Jun 17, 2019

Agronomy, Crop Management, Grain, Market Update, Soybean, Technology

Now that the planters and air seeders are parked from planting cash crops, it’s time to start looking at a plan to manage the soils that did not get planted this spring. Below are a few guidelines to help get this soil ready for next year!


Leaving soils with nothing growing on them is not an option! The days of cultivating several times during the summer or using herbicides to control weeds are long gone. These practices would create issues not just for next year but potentially for years to come.

First off, let’s look at tillage. There are several things multiple tillage passes do that are not good for the soil. Every tillage pass initiates evaporation of water which will then bring more salts from the lower soil profile to the top. This wicking up of salts works the same as water moving up the sheetrock when your basement gets wet. The movement of salts into the upper profile will limit crop growth next year and potentially beyond.

The second thing that happens with multiple tillage passes is that the soil aggregates and pore spaces get destroyed. These aggregates and pore spaces are needed for two major functions of the soil. The first is they provide space for water to move down through the profile and leach salts out of the root zone. The second is these spaces provide room for oxygen in the soil. This is essential to keeping soil microbes and plant roots healthy.

The third important thing that happens when multiple cultivations occur is the accumulation of water in the soil profile (remember summer fallow days). Plants growing will use up far more water than can ever evaporate off a field.

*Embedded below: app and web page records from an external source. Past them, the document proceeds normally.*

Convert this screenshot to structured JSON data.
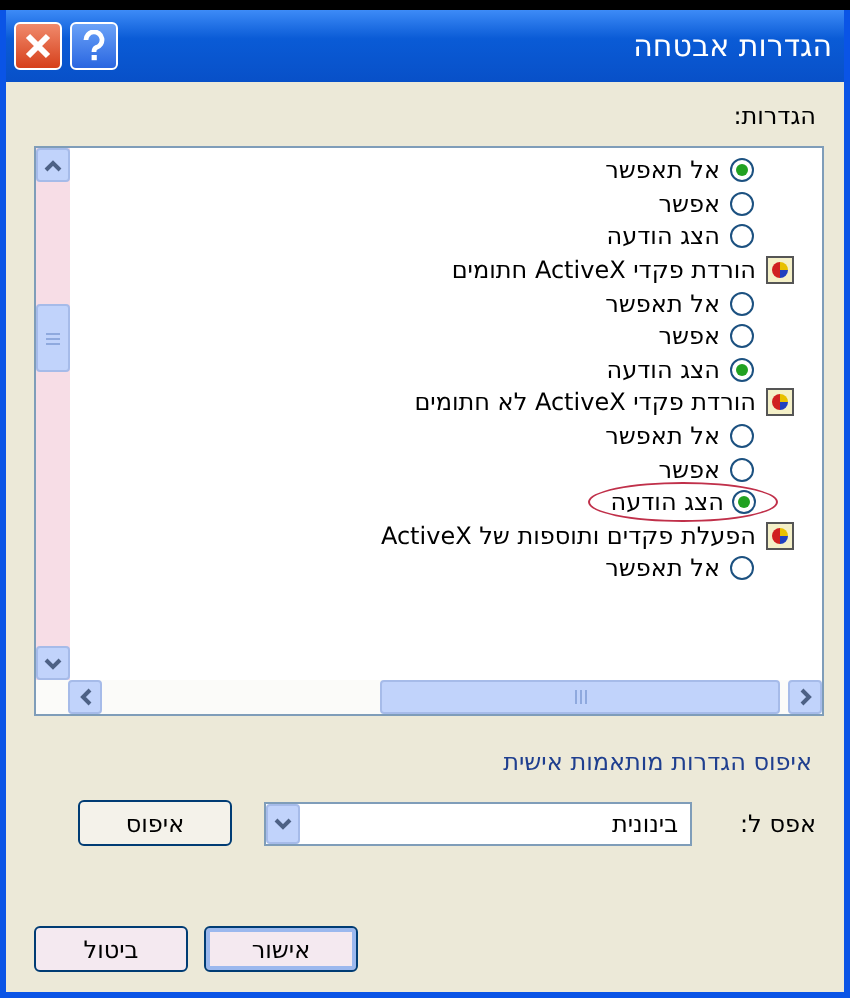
{
  "window": {
    "title": "הגדרות אבטחה"
  },
  "settings": {
    "label": "הגדרות:",
    "items": [
      {
        "kind": "radio",
        "label": "אל תאפשר",
        "selected": true,
        "highlighted": false
      },
      {
        "kind": "radio",
        "label": "אפשר",
        "selected": false,
        "highlighted": false
      },
      {
        "kind": "radio",
        "label": "הצג הודעה",
        "selected": false,
        "highlighted": false
      },
      {
        "kind": "category",
        "label": "הורדת פקדי ActiveX חתומים"
      },
      {
        "kind": "radio",
        "label": "אל תאפשר",
        "selected": false,
        "highlighted": false
      },
      {
        "kind": "radio",
        "label": "אפשר",
        "selected": false,
        "highlighted": false
      },
      {
        "kind": "radio",
        "label": "הצג הודעה",
        "selected": true,
        "highlighted": false
      },
      {
        "kind": "category",
        "label": "הורדת פקדי ActiveX לא חתומים"
      },
      {
        "kind": "radio",
        "label": "אל תאפשר",
        "selected": false,
        "highlighted": false
      },
      {
        "kind": "radio",
        "label": "אפשר",
        "selected": false,
        "highlighted": false
      },
      {
        "kind": "radio",
        "label": "הצג הודעה",
        "selected": true,
        "highlighted": true
      },
      {
        "kind": "category",
        "label": "הפעלת פקדים ותוספות של ActiveX"
      },
      {
        "kind": "radio",
        "label": "אל תאפשר",
        "selected": false,
        "highlighted": false
      }
    ]
  },
  "reset": {
    "title": "איפוס הגדרות מותאמות אישית",
    "label": "אפס ל:",
    "value": "בינונית",
    "button": "איפוס"
  },
  "buttons": [
    {
      "label": "אישור",
      "default": true
    },
    {
      "label": "ביטול",
      "default": false
    }
  ]
}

The use of multiple herbicide passes during the summer to control weeds has two draw backs. The first is that it will be expensive. The second is that the use of herbicides in this way will continue to build resistance in weed populations. So, to keep your herbicides working for years to come, try to use as few applications as possible. The best way to limit herbicide is to plant a cover crop that will shade out weeds!



Cover crops are a key piece to managing soils that have not been planted. Cover crops carry out several important functions to help get these soils ready for planting next spring.

The first is that cover crops use water. These cover crops will use excess water the entire time they are growing. As these cover crops dry out the top portions of soil profile, they allow for summer rains to move down through the soil profile rather than running off. These summer rains moving through the profile will help leach salts out of the top portion of the soil.

Close up of cover crops

The second thing cover crops do is provide roots for beneficial soil microbes to live on. Of these microbes, one of the most important is mycorrhiza fungi. These fungi colonize on plant roots and help the plant pull both water and phosphorus from the soil. When tillage is done or no living plant roots are in the soil, these fungi start to die off and will take time to recover once there are living plant roots present. Many times, the year following a fallow year we will see fallow syndrome in grass crops which is caused by the lack of mycorrhiza fungi. Also, living plant roots will help keep the other beneficial microbes in the soil healthy and living. These microbes aid in breaking down organic matter into the nutrients our crops use.

The third important thing that cover crops do for soils is they provide protection from wind and water erosion. The growing plants will intercept rainfall before it hits the ground, helping limit soil from breaking apart and running off. The growing plants will also keep the wind from blowing soil off the field.

Arthur Agronomist Brandon Hokana with cover crops

The fourth and probably one of the most easily seen benefits of cover crops is that they keep weeds from growing. The canopy provided by the cover crop will keep weeds such as kochia, common ragweed, and waterhemp from emerging and going to seed. Keeping weeds under control and from going to seed will pay huge dividends not just for next year but for years to come.




Make sure to manage cover crops to achieve your goals for the soil. Here are things to consider that will ensure your cover crops are working for you.

  1. What will your 2020 crop be? To help keep disease and insects from affecting next year’s crop, don’t use the same species this year that you plan to plant next year. Also, try to pick cover crops that will benefit next year’s crop (i.e. plant a legume species if you plan to plant a grass crop next year).
  2. What do you need to do in your fields with cover crops? If you need to break up compaction in your fields be sure to include radish in the mix you plant. If you are looking to use up as much water as possible, plant a high-water use species such as sunflower. If you are looking to build more soil aggregates, try to include a small grain species.
  3. How much is in your budget for cover crop seed? Set a budget and stick to it. You do not need to use a 20 species cocktail mix that costs $50/ac to get the benefit of a cover crop. Use seed that you have on farm already or seeds you can buy for cheap. Try to use 3-4 species and not spend more than $20/ac on the seed.
  4. Kill the cover crop if needed. If there are species in your mix that are close to going to seed and you don’t want them to, don’t be afraid to use a chemical application to take that species out.

These are just a few quick guidelines to help you succeed in preparing your soils for next year. To help you get the exact results you are looking for, be sure to visit with your ACI agronomist. Thanks for your business, and we look forward to helping you get ready for 2020!